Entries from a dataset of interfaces
- - - - -

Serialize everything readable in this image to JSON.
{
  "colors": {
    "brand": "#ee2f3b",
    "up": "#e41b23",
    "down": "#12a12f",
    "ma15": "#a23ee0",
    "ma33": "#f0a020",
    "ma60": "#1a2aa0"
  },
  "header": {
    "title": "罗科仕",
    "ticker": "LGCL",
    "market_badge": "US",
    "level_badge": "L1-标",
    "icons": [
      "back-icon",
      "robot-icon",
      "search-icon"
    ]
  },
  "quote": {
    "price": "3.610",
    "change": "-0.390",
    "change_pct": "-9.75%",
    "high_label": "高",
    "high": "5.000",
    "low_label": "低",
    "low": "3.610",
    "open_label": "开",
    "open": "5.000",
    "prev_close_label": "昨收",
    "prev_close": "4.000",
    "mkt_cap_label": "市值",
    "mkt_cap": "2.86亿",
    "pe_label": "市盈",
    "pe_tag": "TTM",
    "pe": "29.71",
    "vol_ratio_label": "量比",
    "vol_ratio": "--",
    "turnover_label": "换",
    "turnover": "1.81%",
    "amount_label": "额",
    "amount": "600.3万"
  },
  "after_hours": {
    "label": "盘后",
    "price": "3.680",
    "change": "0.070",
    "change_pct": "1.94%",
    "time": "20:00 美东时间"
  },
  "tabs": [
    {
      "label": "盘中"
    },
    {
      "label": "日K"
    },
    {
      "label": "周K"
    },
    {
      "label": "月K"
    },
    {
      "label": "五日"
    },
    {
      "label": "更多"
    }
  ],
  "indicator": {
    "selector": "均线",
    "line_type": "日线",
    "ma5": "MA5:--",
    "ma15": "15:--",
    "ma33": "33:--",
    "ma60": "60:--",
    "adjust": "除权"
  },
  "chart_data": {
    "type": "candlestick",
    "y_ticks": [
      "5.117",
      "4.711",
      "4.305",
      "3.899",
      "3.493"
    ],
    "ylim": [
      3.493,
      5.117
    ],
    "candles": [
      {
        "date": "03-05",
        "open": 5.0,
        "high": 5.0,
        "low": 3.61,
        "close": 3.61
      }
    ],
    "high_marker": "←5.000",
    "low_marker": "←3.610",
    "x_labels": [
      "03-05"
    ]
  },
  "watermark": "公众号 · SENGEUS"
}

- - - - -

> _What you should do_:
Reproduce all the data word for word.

> _Task output_:
Serialize everything readable in this image to JSON.
{
  "colors": {
    "brand": "#ee2f3b",
    "up": "#e41b23",
    "down": "#12a12f",
    "ma15": "#a23ee0",
    "ma33": "#f0a020",
    "ma60": "#1a2aa0"
  },
  "header": {
    "title": "罗科仕",
    "ticker": "LGCL",
    "market_badge": "US",
    "level_badge": "L1-标",
    "icons": [
      "back-icon",
      "robot-icon",
      "search-icon"
    ]
  },
  "quote": {
    "price": "3.610",
    "change": "-0.390",
    "change_pct": "-9.75%",
    "high_label": "高",
    "high": "5.000",
    "low_label": "低",
    "low": "3.610",
    "open_label": "开",
    "open": "5.000",
    "prev_close_label": "昨收",
    "prev_close": "4.000",
    "mkt_cap_label": "市值",
    "mkt_cap": "2.86亿",
    "pe_label": "市盈",
    "pe_tag": "TTM",
    "pe": "29.71",
    "vol_ratio_label": "量比",
    "vol_ratio": "--",
    "turnover_label": "换",
    "turnover": "1.81%",
    "amount_label": "额",
    "amount": "600.3万"
  },
  "after_hours": {
    "label": "盘后",
    "price": "3.680",
    "change": "0.070",
    "change_pct": "1.94%",
    "time": "20:00 美东时间"
  },
  "tabs": [
    {
      "label": "盘中"
    },
    {
      "label": "日K"
    },
    {
      "label": "周K"
    },
    {
      "label": "月K"
    },
    {
      "label": "五日"
    },
    {
      "label": "更多"
    }
  ],
  "indicator": {
    "selector": "均线",
    "line_type": "日线",
    "ma5": "MA5:--",
    "ma15": "15:--",
    "ma33": "33:--",
    "ma60": "60:--",
    "adjust": "除权"
  },
  "chart_data": {
    "type": "candlestick",
    "y_ticks": [
      "5.117",
      "4.711",
      "4.305",
      "3.899",
      "3.493"
    ],
    "ylim": [
      3.493,
      5.117
    ],
    "candles": [
      {
        "date": "03-05",
        "open": 5.0,
        "high": 5.0,
        "low": 3.61,
        "close": 3.61
      }
    ],
    "high_marker": "←5.000",
    "low_marker": "←3.610",
    "x_labels": [
      "03-05"
    ]
  },
  "watermark": "公众号 · SENGEUS"
}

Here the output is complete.